The democratic island of Taiwan would welcome a visit from exiled Tibetan spiritual leader the Dalai Lama, the leader of its ruling Democratic Progressive Party (DPP) has said.
DPP secretary-general Lo Wen-jia told Tibetan and human rights activists in Taipei on Thursday that the Dalai Lama should be free to visit anywhere he wants, including Tibet.
"We would welcome the Dalai Lama if he is able to visit Taiwan," Lo said. "Actually, he should have the right to visit anywhere he chooses, including his homeland [of Tibet]."
Lo's remarks came ahead of a planned march in Taipei to mark the 60th anniversary of the 1959 Tibetan uprising against Chinese Communist Party rule.
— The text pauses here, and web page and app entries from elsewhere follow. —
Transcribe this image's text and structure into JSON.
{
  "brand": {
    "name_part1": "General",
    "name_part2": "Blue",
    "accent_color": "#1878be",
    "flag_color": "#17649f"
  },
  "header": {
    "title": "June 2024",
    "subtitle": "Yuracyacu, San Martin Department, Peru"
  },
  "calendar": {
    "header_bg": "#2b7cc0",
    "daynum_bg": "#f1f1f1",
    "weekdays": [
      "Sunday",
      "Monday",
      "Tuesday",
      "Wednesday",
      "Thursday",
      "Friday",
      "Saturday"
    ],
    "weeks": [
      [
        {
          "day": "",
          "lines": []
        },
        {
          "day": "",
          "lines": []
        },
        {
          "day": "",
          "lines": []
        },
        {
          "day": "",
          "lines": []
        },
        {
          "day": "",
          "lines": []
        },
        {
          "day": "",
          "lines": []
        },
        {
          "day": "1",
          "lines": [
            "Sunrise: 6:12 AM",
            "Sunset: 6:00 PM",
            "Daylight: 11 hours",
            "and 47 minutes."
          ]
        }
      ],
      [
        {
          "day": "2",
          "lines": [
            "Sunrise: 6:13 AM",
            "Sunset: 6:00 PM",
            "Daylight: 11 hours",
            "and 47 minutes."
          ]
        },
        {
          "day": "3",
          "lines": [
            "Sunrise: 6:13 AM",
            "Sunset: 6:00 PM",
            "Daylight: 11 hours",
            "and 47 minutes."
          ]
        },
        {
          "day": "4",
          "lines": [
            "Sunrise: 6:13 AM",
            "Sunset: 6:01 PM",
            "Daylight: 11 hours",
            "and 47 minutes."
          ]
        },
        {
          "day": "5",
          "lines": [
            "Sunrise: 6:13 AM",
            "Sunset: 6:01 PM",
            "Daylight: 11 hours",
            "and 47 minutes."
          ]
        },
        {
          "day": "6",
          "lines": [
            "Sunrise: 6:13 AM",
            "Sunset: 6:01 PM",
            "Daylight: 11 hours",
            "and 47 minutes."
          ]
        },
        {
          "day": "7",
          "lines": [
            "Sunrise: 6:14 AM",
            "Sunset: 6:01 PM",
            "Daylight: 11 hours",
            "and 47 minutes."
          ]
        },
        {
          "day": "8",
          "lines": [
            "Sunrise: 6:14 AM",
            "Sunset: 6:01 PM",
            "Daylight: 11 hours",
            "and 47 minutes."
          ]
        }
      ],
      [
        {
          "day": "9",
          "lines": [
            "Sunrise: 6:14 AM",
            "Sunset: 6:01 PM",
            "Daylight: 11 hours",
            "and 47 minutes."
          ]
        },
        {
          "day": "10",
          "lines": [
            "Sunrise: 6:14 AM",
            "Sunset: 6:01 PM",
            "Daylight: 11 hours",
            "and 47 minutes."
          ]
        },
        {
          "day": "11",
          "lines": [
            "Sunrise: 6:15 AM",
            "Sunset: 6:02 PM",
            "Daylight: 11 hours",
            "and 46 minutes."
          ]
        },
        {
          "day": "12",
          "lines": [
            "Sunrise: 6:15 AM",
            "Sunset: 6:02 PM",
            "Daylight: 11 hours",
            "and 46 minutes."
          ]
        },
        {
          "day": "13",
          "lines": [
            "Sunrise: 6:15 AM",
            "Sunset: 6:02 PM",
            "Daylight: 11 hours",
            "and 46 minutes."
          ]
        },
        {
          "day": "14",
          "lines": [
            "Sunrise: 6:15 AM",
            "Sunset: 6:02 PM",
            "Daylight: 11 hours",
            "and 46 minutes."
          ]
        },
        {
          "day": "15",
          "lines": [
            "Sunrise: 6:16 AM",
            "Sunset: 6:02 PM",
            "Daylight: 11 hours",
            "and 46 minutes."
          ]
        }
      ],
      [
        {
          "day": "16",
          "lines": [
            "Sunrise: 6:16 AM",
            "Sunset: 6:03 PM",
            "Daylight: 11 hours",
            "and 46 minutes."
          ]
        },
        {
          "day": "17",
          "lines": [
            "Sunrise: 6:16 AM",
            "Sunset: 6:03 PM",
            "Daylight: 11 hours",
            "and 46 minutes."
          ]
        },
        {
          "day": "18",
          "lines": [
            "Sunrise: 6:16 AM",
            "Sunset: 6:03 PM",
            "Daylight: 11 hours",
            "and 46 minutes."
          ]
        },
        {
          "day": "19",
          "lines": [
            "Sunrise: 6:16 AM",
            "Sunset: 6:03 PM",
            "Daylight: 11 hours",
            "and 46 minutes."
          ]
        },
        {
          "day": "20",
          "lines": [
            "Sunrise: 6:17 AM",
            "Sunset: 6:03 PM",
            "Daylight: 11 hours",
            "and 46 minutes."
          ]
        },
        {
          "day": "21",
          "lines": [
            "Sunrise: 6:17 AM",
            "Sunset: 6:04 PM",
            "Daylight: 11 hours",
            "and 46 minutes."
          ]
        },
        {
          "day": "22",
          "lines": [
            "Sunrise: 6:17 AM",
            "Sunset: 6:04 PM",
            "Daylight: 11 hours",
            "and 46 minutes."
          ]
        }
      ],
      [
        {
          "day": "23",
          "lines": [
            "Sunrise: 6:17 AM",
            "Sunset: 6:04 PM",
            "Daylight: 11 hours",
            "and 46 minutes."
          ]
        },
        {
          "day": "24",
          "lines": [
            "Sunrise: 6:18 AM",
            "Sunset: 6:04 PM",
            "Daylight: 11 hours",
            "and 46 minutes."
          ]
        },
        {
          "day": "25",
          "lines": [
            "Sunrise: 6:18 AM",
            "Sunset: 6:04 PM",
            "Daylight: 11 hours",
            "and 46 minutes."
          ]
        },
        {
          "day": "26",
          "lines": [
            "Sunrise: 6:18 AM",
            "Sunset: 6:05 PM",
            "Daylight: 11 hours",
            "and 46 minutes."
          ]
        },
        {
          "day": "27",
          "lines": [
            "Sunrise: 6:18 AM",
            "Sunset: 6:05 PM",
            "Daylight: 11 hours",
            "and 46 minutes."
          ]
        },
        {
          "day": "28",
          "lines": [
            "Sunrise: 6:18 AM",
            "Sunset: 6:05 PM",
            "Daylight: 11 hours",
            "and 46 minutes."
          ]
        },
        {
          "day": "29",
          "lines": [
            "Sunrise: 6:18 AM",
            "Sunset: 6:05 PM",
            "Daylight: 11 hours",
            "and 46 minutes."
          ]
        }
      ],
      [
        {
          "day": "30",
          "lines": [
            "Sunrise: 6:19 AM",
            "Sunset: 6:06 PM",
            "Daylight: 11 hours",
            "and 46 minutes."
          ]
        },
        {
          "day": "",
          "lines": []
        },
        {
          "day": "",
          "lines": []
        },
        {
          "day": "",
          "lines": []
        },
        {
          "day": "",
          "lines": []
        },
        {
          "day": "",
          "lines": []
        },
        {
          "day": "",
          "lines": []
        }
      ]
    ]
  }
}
He also used the example of China's suppression of Tibetan religion and culture over the past 60 years to warn against heeding Chinese President Xi Jinping's Jan. 2 call for "peaceful unification" with Taiwan.
After the Chinese Communist regime signed 17 agreements with Tibet, the agreements were torn up and their army entered Tibet, he said.
During the occupation, 1.2 million Tibetans died of unnatural causes, more than 6,000 Buddhist holy sites were destroyed, and countless Tibetans were exiled overseas, he said.
"I believe that there should be no grey areas between democracy and dictatorship, human rights and totalitarianism," Lo told reporters.
"I hope that [any of our politicians] will be able to make it clear which side they are on."
He said there should be "no illusions" when dealing with Beijing.
"We should have no illusions about any dictatorship," Lo said. "Peace agreements will never bring peace; only massacres and persecution."
Taiwan President Tsai Ing-wen rejected Xi's proposal, saying the island's government wouldn't negotiate unless China itself became democratic, and that Taiwan had no intention of giving up its sovereignty as the Republic of China, which dates back to Sun Yat-sen's 1911 revolution that overthrew the Qing Dynasty (1644-1911).
Lo also hit out at the mass incarceration of Uyghurs and other minority ethnic Muslims in China's Xinjiang Uyghur Autonomous Region (XUAR).
"How is this different from the Nazis in the Second World War?," Lo said.
Tashi Tsering, founder of Human Rights Network for Tibet and Taiwan, said Lo's assessment of Tibet's history was accurate.
"The Taiwan government wants to be very careful with any negotiations with China," he warned. "Historically, we have Tibet on the one hand, and Hong Kong on the other."
The return of Hong Kong to Chinese rule in 1997 has seen a marked increase in Communist Party power and influence in the former British colony, with the gradual erosion of its status as a separate legal jurisdiction and its traditional freedoms, according to its own democratic politicians, journalists and lawyers, as well as overseas rights groups and governments.
Beijing is proposing to annex Taiwan "peacefully" under the same promise of "one country, two systems."
The Dalai Lama last visited Taiwan in 2009, after hundreds of people died in Typhoon Morakot.
Reported by Hsia Hsiao-hwa for RFA's Mandarin Service, and by Chung Kuang-cheng for the Cantonese Service. Translated and edited by Luisetta Mudie.